U.S. Classification400/88, 400/279
International ClassificationB41J3/36
Cooperative ClassificationB41J11/008, B41J11/0095, B41J3/36
European ClassificationB41J3/36, B41J11/00W, B41J11/00P
Legal Events
DateCodeEventDescription
Jan 2, 2008ASAssignment
Free format text: ASSIGNMENT OF ASSIGNORS INTEREST;ASSIGNOR:MARVELL SEMICONDUCTOR, INC.;REEL/FRAME:020307/0872
Owner name: MARVELL INTERNATIONAL LTD., BERMUDA
Effective date: 20080102
Free format text: ASSIGNMENT OF ASSIGNORS INTEREST;ASSIGNORS:BLEDSOE, JAMES D.;SIMMONS, ASHER;MEALY, JAMES;AND OTHERS;SIGNING DATES FROM 20071228 TO 20071231;REEL/FRAME:020307/0858

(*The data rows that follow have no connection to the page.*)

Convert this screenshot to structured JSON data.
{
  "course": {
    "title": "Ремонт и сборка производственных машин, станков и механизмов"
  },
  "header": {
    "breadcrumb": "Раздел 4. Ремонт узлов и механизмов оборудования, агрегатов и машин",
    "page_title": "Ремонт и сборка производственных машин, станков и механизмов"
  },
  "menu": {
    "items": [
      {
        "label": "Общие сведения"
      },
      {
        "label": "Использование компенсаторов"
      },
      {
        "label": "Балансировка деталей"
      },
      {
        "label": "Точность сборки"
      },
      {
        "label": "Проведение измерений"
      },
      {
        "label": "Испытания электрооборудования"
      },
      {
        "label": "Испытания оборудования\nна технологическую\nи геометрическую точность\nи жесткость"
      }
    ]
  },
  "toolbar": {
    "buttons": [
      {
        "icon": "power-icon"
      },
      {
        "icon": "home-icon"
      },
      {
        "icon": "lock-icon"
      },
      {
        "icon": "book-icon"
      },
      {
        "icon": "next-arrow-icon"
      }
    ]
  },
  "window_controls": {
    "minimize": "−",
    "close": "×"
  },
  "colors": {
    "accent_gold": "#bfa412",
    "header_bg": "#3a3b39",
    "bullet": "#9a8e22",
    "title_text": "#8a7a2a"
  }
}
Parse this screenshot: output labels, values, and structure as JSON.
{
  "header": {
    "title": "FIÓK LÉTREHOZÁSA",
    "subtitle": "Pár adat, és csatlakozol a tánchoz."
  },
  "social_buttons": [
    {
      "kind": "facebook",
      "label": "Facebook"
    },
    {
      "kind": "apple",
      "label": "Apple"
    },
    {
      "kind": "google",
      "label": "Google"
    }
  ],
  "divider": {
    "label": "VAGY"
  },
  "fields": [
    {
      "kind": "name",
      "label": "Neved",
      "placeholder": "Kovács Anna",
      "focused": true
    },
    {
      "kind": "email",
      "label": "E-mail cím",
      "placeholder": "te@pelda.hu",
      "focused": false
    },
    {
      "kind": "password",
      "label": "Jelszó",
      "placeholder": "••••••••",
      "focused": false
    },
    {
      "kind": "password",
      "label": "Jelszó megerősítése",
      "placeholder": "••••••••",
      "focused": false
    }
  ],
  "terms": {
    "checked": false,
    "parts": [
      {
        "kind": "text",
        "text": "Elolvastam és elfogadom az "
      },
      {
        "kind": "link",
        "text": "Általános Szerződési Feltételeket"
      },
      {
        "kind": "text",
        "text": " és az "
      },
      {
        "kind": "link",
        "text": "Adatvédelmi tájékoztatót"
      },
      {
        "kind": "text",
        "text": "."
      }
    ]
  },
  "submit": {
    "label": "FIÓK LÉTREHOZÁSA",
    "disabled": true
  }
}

Owner name: MARVELL SEMICONDUCTOR, INC., CALIFORNIA